Published 9 October 2019
During the past decades, the global energy scene has witnessed a considerable increase in clean energy investments, mostly driven by government-led incentive programmes. In the Eurasian region, which is the main focus of this article, Europe leads the international clean energy transition and Asia’s renewable energy sector has been growing steadily over the last few years. Due to their large-scale and long-term character, renewable energy investments present specific risks to investors.

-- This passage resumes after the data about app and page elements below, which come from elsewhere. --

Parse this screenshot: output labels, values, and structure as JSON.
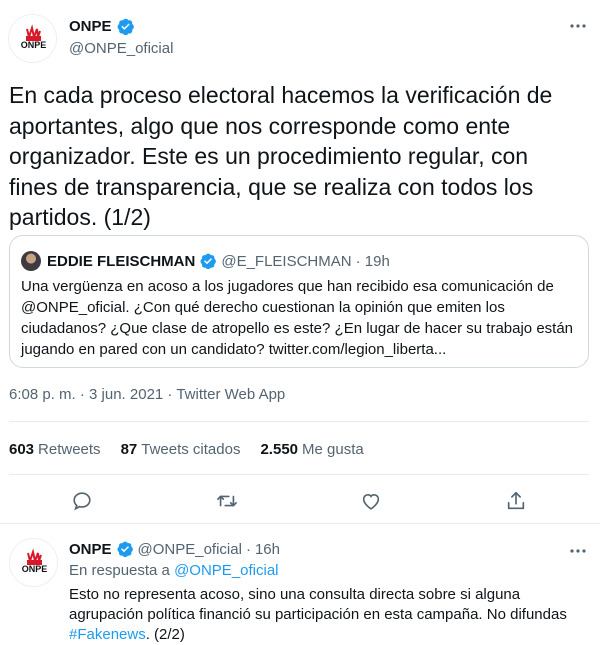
{
  "main_tweet": {
    "author_name": "ONPE",
    "author_handle": "@ONPE_oficial",
    "logo_text": "ONPE",
    "text": "En cada proceso electoral hacemos la verificación de\naportantes, algo que nos corresponde como ente\norganizador. Este es un procedimiento regular, con\nfines de transparencia, que se realiza con todos los\npartidos. (1/2)",
    "timestamp": "6:08 p. m. · 3 jun. 2021 · Twitter Web App",
    "stats": [
      {
        "count": "603",
        "label": "Retweets"
      },
      {
        "count": "87",
        "label": "Tweets citados"
      },
      {
        "count": "2.550",
        "label": "Me gusta"
      }
    ]
  },
  "quoted_tweet": {
    "author_name": "EDDIE FLEISCHMAN",
    "author_handle": "@E_FLEISCHMAN",
    "time": "· 19h",
    "text": "Una vergüenza en acoso a los jugadores que han recibido esa comunicación de\n@ONPE_oficial. ¿Con qué derecho cuestionan la opinión que emiten los\nciudadanos? ¿Que clase de atropello es este? ¿En lugar de hacer su trabajo están\njugando en pared con un candidato? twitter.com/legion_liberta..."
  },
  "reply_tweet": {
    "author_name": "ONPE",
    "author_handle": "@ONPE_oficial",
    "dot": "·",
    "time": "16h",
    "logo_text": "ONPE",
    "replying_prefix": "En respuesta a",
    "replying_to": "@ONPE_oficial",
    "text": "Esto no representa acoso, sino una consulta directa sobre si alguna agrupación política financió su participación en esta campaña. No difundas",
    "hashtag": "#Fakenews",
    "suffix": ". (2/2)"
  },
  "colors": {
    "accent": "#1d9bf0",
    "secondary_text": "#536471",
    "primary_text": "#0f1419",
    "border": "#cfd9de",
    "logo_red": "#d7192b"
  },
  "icons": [
    "verified-badge-icon",
    "more-options-icon",
    "reply-icon",
    "retweet-icon",
    "like-icon",
    "share-icon"
  ]
}
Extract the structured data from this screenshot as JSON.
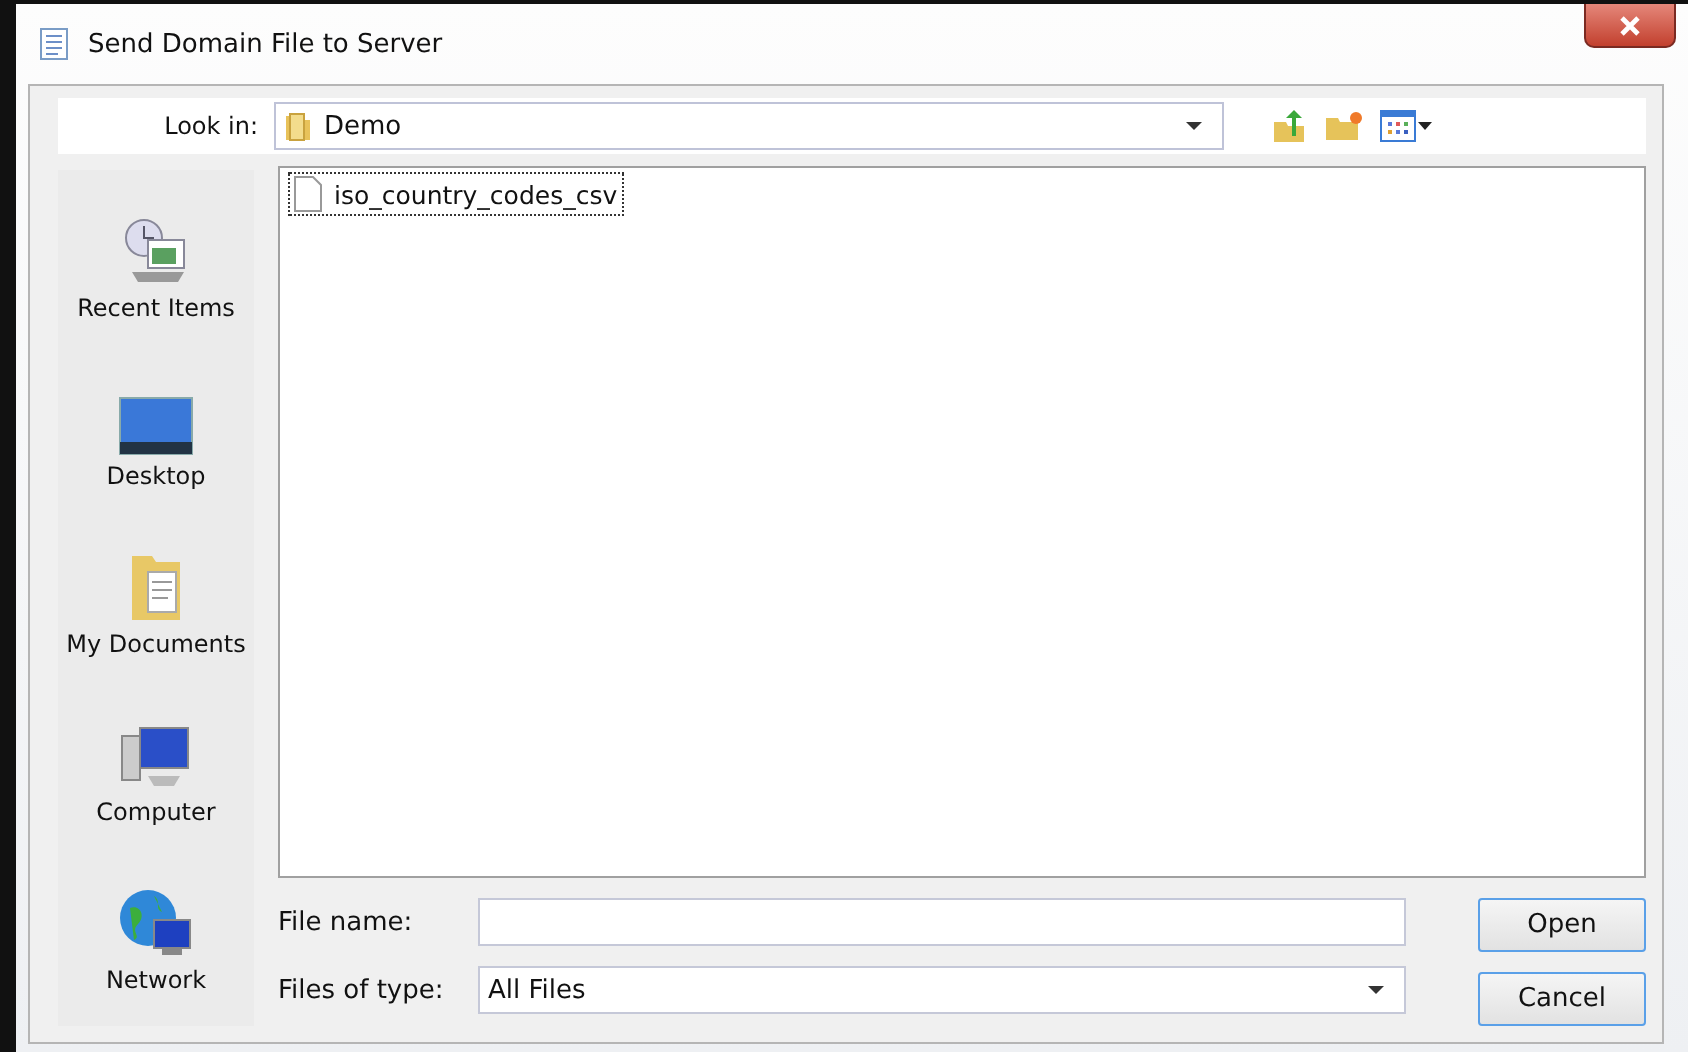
{
  "window": {
    "title": "Send Domain File to Server"
  },
  "look_in": {
    "label": "Look in:",
    "value": "Demo"
  },
  "places": [
    {
      "kind": "recent",
      "label": "Recent Items"
    },
    {
      "kind": "desktop",
      "label": "Desktop"
    },
    {
      "kind": "documents",
      "label": "My Documents"
    },
    {
      "kind": "computer",
      "label": "Computer"
    },
    {
      "kind": "network",
      "label": "Network"
    }
  ],
  "files": [
    {
      "name": "iso_country_codes_csv",
      "selected": true
    }
  ],
  "file_name": {
    "label": "File name:"
  },
  "file_type": {
    "label": "Files of type:",
    "value": "All Files"
  },
  "buttons": [
    "Open",
    "Cancel"
  ]
}
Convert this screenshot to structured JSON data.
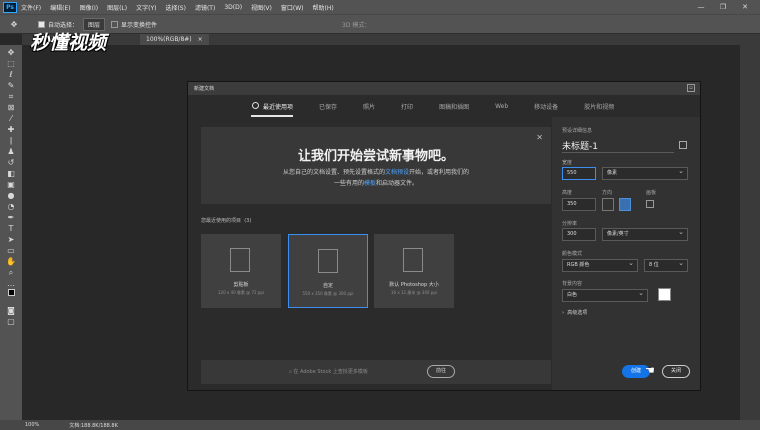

This, combined with the actions taken in a number of States to cancel incentive measures, has resulted in an onslaught of claims involving the renewable energy sector, predominantly brought under the Energy Charter Treaty (ECT). This article examines the approaches that various tribunals adopted when ruling on indirect expropriation claims in renewable energy arbitration cases under the ECT. Based on an analysis of the tribunals’ reasoning in these cases and on a comparative overview of other investment tribunals’ assessments of indirect expropriation claims, the goal of this article is to elucidate the standard(s) applied to determine whether an indirect expropriation has occurred under the ECT. The article also aims to identify the legal and policy considerations that may drive arbitral tribunals in making their findings on indirect expropriation in renewable energy arbitrations under the ECT.
This paper will be part of the TDM Special Issue on "The Changing Paradigm of Dispute Resolution and Investment Protection in Post-soviet and Greater Eurasian Space". More information here www.transnational-dispute-management.com/news.asp?key=1745